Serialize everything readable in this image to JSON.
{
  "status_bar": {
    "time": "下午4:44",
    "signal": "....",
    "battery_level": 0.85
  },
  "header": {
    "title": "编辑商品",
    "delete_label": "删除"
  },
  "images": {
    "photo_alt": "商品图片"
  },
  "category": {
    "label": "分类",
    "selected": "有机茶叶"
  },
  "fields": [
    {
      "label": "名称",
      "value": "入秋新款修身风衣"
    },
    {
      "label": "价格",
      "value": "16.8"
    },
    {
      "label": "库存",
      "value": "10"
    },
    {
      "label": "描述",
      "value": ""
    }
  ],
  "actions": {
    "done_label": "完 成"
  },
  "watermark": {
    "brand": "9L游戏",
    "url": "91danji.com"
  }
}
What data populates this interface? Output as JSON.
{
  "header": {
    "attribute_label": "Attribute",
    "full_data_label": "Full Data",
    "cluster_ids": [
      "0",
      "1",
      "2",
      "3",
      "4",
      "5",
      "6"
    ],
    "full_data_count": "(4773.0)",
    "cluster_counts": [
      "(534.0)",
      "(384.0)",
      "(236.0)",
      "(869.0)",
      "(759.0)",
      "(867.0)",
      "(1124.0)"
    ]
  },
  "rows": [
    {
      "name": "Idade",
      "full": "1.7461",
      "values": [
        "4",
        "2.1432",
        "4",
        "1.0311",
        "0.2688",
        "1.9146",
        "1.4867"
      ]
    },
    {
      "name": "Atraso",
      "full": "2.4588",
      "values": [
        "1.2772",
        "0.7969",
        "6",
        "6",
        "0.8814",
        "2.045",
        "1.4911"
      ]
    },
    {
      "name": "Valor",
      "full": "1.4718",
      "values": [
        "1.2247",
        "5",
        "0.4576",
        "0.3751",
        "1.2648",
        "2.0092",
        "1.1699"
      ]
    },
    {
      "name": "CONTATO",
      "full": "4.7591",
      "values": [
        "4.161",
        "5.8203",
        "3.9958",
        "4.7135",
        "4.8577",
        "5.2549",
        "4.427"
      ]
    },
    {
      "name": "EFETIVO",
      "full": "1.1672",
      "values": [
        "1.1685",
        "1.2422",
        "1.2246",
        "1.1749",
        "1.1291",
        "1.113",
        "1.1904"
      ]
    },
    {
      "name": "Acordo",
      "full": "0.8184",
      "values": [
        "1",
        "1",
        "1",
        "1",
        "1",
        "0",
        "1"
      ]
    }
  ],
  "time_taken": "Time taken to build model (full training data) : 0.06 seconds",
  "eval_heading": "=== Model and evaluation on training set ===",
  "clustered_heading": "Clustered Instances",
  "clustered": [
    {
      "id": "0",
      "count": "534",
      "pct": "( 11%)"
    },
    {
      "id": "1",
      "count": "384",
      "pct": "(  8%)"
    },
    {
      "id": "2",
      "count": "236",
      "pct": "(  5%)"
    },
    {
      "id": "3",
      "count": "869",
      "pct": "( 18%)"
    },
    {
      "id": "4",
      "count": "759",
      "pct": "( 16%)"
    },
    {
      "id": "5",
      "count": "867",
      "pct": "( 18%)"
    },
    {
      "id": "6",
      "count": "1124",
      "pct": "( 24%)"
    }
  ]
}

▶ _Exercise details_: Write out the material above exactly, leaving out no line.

▶ _Written response_:
Serialize everything readable in this image to JSON.
{
  "status_bar": {
    "time": "下午4:44",
    "signal": "....",
    "battery_level": 0.85
  },
  "header": {
    "title": "编辑商品",
    "delete_label": "删除"
  },
  "images": {
    "photo_alt": "商品图片"
  },
  "category": {
    "label": "分类",
    "selected": "有机茶叶"
  },
  "fields": [
    {
      "label": "名称",
      "value": "入秋新款修身风衣"
    },
    {
      "label": "价格",
      "value": "16.8"
    },
    {
      "label": "库存",
      "value": "10"
    },
    {
      "label": "描述",
      "value": ""
    }
  ],
  "actions": {
    "done_label": "完 成"
  },
  "watermark": {
    "brand": "9L游戏",
    "url": "91danji.com"
  }
}
What data populates this interface? Output as JSON.
{
  "header": {
    "attribute_label": "Attribute",
    "full_data_label": "Full Data",
    "cluster_ids": [
      "0",
      "1",
      "2",
      "3",
      "4",
      "5",
      "6"
    ],
    "full_data_count": "(4773.0)",
    "cluster_counts": [
      "(534.0)",
      "(384.0)",
      "(236.0)",
      "(869.0)",
      "(759.0)",
      "(867.0)",
      "(1124.0)"
    ]
  },
  "rows": [
    {
      "name": "Idade",
      "full": "1.7461",
      "values": [
        "4",
        "2.1432",
        "4",
        "1.0311",
        "0.2688",
        "1.9146",
        "1.4867"
      ]
    },
    {
      "name": "Atraso",
      "full": "2.4588",
      "values": [
        "1.2772",
        "0.7969",
        "6",
        "6",
        "0.8814",
        "2.045",
        "1.4911"
      ]
    },
    {
      "name": "Valor",
      "full": "1.4718",
      "values": [
        "1.2247",
        "5",
        "0.4576",
        "0.3751",
        "1.2648",
        "2.0092",
        "1.1699"
      ]
    },
    {
      "name": "CONTATO",
      "full": "4.7591",
      "values": [
        "4.161",
        "5.8203",
        "3.9958",
        "4.7135",
        "4.8577",
        "5.2549",
        "4.427"
      ]
    },
    {
      "name": "EFETIVO",
      "full": "1.1672",
      "values": [
        "1.1685",
        "1.2422",
        "1.2246",
        "1.1749",
        "1.1291",
        "1.113",
        "1.1904"
      ]
    },
    {
      "name": "Acordo",
      "full": "0.8184",
      "values": [
        "1",
        "1",
        "1",
        "1",
        "1",
        "0",
        "1"
      ]
    }
  ],
  "time_taken": "Time taken to build model (full training data) : 0.06 seconds",
  "eval_heading": "=== Model and evaluation on training set ===",
  "clustered_heading": "Clustered Instances",
  "clustered": [
    {
      "id": "0",
      "count": "534",
      "pct": "( 11%)"
    },
    {
      "id": "1",
      "count": "384",
      "pct": "(  8%)"
    },
    {
      "id": "2",
      "count": "236",
      "pct": "(  5%)"
    },
    {
      "id": "3",
      "count": "869",
      "pct": "( 18%)"
    },
    {
      "id": "4",
      "count": "759",
      "pct": "( 16%)"
    },
    {
      "id": "5",
      "count": "867",
      "pct": "( 18%)"
    },
    {
      "id": "6",
      "count": "1124",
      "pct": "( 24%)"
    }
  ]
}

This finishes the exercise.